Denver nonprofit honors doctor who fought Ebola

He turned the chapel at ELWA Hospital into an Ebola ward for the Capitol City.

DENVER - When a little viral strain known as Ebola was making its way in Liberia, Dr. Jerry Brown knew that death was coming his way.

"We were definitely afraid and decided to start making any preparation," Brown said.

He is the medical director of Eternal Love Winning Africa Hospital in Monrovia, the capital city of Liberia. Brown turned the hospital chapel into an isolated Ebola ward. He says despite the perception, Ebola was not easy for him to spot at first by him and his health workers.

"Seventy-five percent of the patients I saw never had bleeding," Brown said.

But, an even higher percentage was dying.

"Every patient that were taken to the chapel initially died, except one," Brown said.

Ebola was winning, but Brown never gave up hope.

"Many of the health workers were now looking up to me for direction and guidance," Brown said. "I felt if I had given up at that point, that would've demoralized the whole team."

That's when the doctor decided to focus on the patient instead of focusing fighting the virus.

"Perhaps if boost the immunity of our patient, the body will have the ability to fight back," Brown said.

Through a combination of intravenous fluids and medication, the new protocol started working. Brown said patients started getting better. Within the first few weeks, 20 people survived and recovered.

"That made the team to say we think we are achieving some things," Brown said. "We can't give up again."

Brown is credited with directly saving hundreds of lives and indirectly saving thousands by curbing the spread of Ebola in Monrovia. In 2014, Time Magazine named Brown as a Person of the Year.

"It was a team work," Brown said.

Brown is in Denver this week because Regis University Graduate Ebenezer Norman is honoring Brown. Norman runs a nonprofit called  A New Dimension of Hope which builds schools in Liberia. Brown will speak at a fundraising event on Saturday. If you are interested in attending, click here: http://bit.ly/2qLHsVH

Traditional college students ages 17-22 can attend for free.

"It is an honor," Brown said. "I do appreciate it."

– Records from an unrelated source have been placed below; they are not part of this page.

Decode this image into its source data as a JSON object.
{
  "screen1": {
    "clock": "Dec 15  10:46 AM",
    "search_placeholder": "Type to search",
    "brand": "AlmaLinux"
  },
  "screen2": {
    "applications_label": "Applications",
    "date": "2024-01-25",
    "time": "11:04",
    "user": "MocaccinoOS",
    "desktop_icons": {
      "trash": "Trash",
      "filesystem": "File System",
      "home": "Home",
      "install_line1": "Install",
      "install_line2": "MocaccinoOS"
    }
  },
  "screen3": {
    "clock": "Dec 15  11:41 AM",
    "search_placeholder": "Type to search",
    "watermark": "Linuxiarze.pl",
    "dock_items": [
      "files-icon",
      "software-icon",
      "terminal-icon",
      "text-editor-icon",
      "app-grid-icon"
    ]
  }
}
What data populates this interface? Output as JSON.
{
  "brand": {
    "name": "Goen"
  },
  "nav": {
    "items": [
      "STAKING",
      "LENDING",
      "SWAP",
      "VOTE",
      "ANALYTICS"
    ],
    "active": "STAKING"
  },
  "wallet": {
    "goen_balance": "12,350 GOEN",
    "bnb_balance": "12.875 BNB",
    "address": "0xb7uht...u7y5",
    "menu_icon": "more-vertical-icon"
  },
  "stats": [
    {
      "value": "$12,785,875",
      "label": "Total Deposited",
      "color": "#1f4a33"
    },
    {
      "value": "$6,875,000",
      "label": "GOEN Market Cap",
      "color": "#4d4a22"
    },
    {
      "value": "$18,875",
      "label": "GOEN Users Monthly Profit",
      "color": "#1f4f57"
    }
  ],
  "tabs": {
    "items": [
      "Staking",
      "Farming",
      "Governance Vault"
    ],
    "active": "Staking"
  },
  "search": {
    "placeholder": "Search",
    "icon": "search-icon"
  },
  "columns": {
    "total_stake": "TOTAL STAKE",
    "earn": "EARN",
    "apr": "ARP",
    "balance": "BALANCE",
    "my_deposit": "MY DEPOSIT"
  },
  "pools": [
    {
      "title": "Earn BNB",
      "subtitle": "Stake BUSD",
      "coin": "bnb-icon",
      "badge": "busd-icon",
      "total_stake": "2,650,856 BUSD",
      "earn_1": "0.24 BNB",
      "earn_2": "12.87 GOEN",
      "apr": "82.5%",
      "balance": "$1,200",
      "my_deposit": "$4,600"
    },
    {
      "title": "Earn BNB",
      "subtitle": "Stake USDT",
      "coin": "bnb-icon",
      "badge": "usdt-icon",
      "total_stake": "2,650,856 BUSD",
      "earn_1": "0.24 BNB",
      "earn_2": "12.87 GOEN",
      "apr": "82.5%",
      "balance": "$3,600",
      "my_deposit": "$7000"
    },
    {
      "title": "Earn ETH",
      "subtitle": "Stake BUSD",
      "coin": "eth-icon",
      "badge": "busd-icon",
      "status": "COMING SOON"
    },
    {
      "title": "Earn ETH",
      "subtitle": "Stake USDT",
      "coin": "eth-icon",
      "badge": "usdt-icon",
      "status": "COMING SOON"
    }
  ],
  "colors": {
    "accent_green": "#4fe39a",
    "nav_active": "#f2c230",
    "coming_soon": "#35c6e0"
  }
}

© 2017 KUSA-TV


JOIN THE CONVERSATION

To find out more about Facebook commenting please read the
Conversation Guidelines and FAQs

Leave a Comment
More Stories